═════ Data for this task ═════

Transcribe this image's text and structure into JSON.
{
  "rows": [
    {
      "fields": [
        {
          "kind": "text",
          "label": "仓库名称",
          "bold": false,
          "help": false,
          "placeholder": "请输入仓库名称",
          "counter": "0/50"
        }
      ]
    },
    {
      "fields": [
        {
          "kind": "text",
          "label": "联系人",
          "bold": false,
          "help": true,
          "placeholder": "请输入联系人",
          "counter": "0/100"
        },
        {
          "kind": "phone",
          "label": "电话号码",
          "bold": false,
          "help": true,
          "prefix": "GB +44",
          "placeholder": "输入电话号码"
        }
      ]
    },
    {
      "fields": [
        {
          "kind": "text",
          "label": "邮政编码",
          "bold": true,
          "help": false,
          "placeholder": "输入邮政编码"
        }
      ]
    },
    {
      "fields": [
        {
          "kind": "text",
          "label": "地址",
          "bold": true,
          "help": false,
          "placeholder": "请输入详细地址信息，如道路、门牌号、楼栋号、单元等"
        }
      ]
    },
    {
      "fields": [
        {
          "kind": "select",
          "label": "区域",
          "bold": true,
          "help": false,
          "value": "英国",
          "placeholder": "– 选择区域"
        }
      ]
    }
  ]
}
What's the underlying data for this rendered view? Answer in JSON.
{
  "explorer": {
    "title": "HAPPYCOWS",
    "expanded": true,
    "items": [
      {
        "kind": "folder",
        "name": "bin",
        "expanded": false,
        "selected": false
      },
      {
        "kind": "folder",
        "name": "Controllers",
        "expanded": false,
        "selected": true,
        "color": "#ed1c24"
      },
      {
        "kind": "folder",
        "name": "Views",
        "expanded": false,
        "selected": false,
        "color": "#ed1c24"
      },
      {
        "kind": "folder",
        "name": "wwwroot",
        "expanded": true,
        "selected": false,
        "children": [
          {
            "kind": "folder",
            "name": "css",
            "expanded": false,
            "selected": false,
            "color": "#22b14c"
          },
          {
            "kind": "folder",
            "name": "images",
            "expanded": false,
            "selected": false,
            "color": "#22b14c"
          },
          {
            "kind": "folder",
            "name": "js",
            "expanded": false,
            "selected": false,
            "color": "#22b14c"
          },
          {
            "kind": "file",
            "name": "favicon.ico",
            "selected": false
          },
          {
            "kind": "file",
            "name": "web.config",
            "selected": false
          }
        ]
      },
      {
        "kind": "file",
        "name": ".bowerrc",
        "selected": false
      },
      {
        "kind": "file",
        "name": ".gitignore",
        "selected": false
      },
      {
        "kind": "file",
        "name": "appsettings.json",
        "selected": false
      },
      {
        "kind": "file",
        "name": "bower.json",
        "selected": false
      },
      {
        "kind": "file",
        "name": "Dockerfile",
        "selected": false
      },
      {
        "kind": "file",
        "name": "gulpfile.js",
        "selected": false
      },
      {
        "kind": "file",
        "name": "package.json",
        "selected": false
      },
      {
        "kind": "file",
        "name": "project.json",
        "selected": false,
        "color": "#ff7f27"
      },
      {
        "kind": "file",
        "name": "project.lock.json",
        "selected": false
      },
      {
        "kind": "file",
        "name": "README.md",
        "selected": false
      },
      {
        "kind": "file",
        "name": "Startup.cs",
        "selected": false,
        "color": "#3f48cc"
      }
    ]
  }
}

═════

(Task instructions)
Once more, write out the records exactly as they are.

(Result of this task)
Transcribe this image's text and structure into JSON.
{
  "rows": [
    {
      "fields": [
        {
          "kind": "text",
          "label": "仓库名称",
          "bold": false,
          "help": false,
          "placeholder": "请输入仓库名称",
          "counter": "0/50"
        }
      ]
    },
    {
      "fields": [
        {
          "kind": "text",
          "label": "联系人",
          "bold": false,
          "help": true,
          "placeholder": "请输入联系人",
          "counter": "0/100"
        },
        {
          "kind": "phone",
          "label": "电话号码",
          "bold": false,
          "help": true,
          "prefix": "GB +44",
          "placeholder": "输入电话号码"
        }
      ]
    },
    {
      "fields": [
        {
          "kind": "text",
          "label": "邮政编码",
          "bold": true,
          "help": false,
          "placeholder": "输入邮政编码"
        }
      ]
    },
    {
      "fields": [
        {
          "kind": "text",
          "label": "地址",
          "bold": true,
          "help": false,
          "placeholder": "请输入详细地址信息，如道路、门牌号、楼栋号、单元等"
        }
      ]
    },
    {
      "fields": [
        {
          "kind": "select",
          "label": "区域",
          "bold": true,
          "help": false,
          "value": "英国",
          "placeholder": "– 选择区域"
        }
      ]
    }
  ]
}
What's the underlying data for this rendered view? Answer in JSON.
{
  "explorer": {
    "title": "HAPPYCOWS",
    "expanded": true,
    "items": [
      {
        "kind": "folder",
        "name": "bin",
        "expanded": false,
        "selected": false
      },
      {
        "kind": "folder",
        "name": "Controllers",
        "expanded": false,
        "selected": true,
        "color": "#ed1c24"
      },
      {
        "kind": "folder",
        "name": "Views",
        "expanded": false,
        "selected": false,
        "color": "#ed1c24"
      },
      {
        "kind": "folder",
        "name": "wwwroot",
        "expanded": true,
        "selected": false,
        "children": [
          {
            "kind": "folder",
            "name": "css",
            "expanded": false,
            "selected": false,
            "color": "#22b14c"
          },
          {
            "kind": "folder",
            "name": "images",
            "expanded": false,
            "selected": false,
            "color": "#22b14c"
          },
          {
            "kind": "folder",
            "name": "js",
            "expanded": false,
            "selected": false,
            "color": "#22b14c"
          },
          {
            "kind": "file",
            "name": "favicon.ico",
            "selected": false
          },
          {
            "kind": "file",
            "name": "web.config",
            "selected": false
          }
        ]
      },
      {
        "kind": "file",
        "name": ".bowerrc",
        "selected": false
      },
      {
        "kind": "file",
        "name": ".gitignore",
        "selected": false
      },
      {
        "kind": "file",
        "name": "appsettings.json",
        "selected": false
      },
      {
        "kind": "file",
        "name": "bower.json",
        "selected": false
      },
      {
        "kind": "file",
        "name": "Dockerfile",
        "selected": false
      },
      {
        "kind": "file",
        "name": "gulpfile.js",
        "selected": false
      },
      {
        "kind": "file",
        "name": "package.json",
        "selected": false
      },
      {
        "kind": "file",
        "name": "project.json",
        "selected": false,
        "color": "#ff7f27"
      },
      {
        "kind": "file",
        "name": "project.lock.json",
        "selected": false
      },
      {
        "kind": "file",
        "name": "README.md",
        "selected": false
      },
      {
        "kind": "file",
        "name": "Startup.cs",
        "selected": false,
        "color": "#3f48cc"
      }
    ]
  }
}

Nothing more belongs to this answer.